Format

Send to

Choose Destination
Mutat Res. 2004 Jul 13;551(1-2):119-26.

Oxidative DNA damage in circulating mononuclear blood cells after ingestion of blackcurrant juice or anthocyanin-rich drink.

Author information

1
Institute of Public Health, c/o Department of Pharmacology, The Panum Institute, University of Copenhagen, Blegdamsvej 3, DK-2200 Copenhagen N, Denmark. fipm@farmakol.ku.dk

Abstract

Berry extracts possess antioxidant activity in cell free systems, whereas cell culture and animal experimental systems have produced mixed outcomes. Our aim was to investigate the effects of blackcurrant juice and specifically blackcurrant anthocyanins on the steady state level of oxidative DNA damage in mononuclear blood cells (MNBC) of humans, determined as strand breaks (SB) as well as endonuclease III (Endo III) and formamidopyrimidine DNA glycosylase (Fpg) sensitive sites by the comet assay. Fifty-seven healthy humans completed a 3-week controlled parallel intervention study with three groups randomized to supplementation with blackcurrant juice, anthocyanin drink, or a control drink. The daily doses ranged from 475 to 1000ml/d according to body weight (mean anthocyanin intakes in blackcurrant juice and anthocyanin drink groups were 397 and 365g/d, respectively) and they were ingested during three daily meals while all volunteers were on the same strictly controlled low-flavonoid diet. Fasting venous blood samples were obtained at baseline and after 3-week of supplementation.

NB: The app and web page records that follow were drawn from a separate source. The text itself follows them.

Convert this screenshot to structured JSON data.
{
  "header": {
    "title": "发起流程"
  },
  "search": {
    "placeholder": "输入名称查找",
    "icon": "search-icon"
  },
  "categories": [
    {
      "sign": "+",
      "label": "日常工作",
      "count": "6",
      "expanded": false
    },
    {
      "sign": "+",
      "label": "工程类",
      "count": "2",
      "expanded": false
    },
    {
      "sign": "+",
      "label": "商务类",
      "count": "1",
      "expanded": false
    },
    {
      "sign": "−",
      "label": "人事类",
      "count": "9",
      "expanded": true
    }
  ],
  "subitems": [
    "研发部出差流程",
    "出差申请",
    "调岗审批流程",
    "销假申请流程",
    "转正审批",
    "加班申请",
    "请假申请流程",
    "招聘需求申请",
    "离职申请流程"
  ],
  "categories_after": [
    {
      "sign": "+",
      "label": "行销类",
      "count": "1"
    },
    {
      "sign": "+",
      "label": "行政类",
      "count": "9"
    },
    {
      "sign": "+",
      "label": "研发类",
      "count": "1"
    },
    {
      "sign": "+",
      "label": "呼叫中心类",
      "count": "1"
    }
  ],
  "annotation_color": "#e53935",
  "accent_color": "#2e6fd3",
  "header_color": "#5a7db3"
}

The baseline level of oxidative DNA damage was low (e.g. less than 200 Fpg lesions per diploid cell). Fpg sensitive sites increased during the intervention within the blackcurrant juice group, whereas there were no differences between treatments in any of the DNA damage markers. In conclusion, this study shows that even large amounts of dietary antioxidants did not decrease the already low steady state levels of oxidative DNA damage in healthy adequately nourished humans.

PMID:
15225586
DOI:
10.1016/j.mrfmmm.2004.02.020
[Indexed for MEDLINE]

Supplemental Content

Full text links

Icon for Elsevier Science
Loading ...
Support Center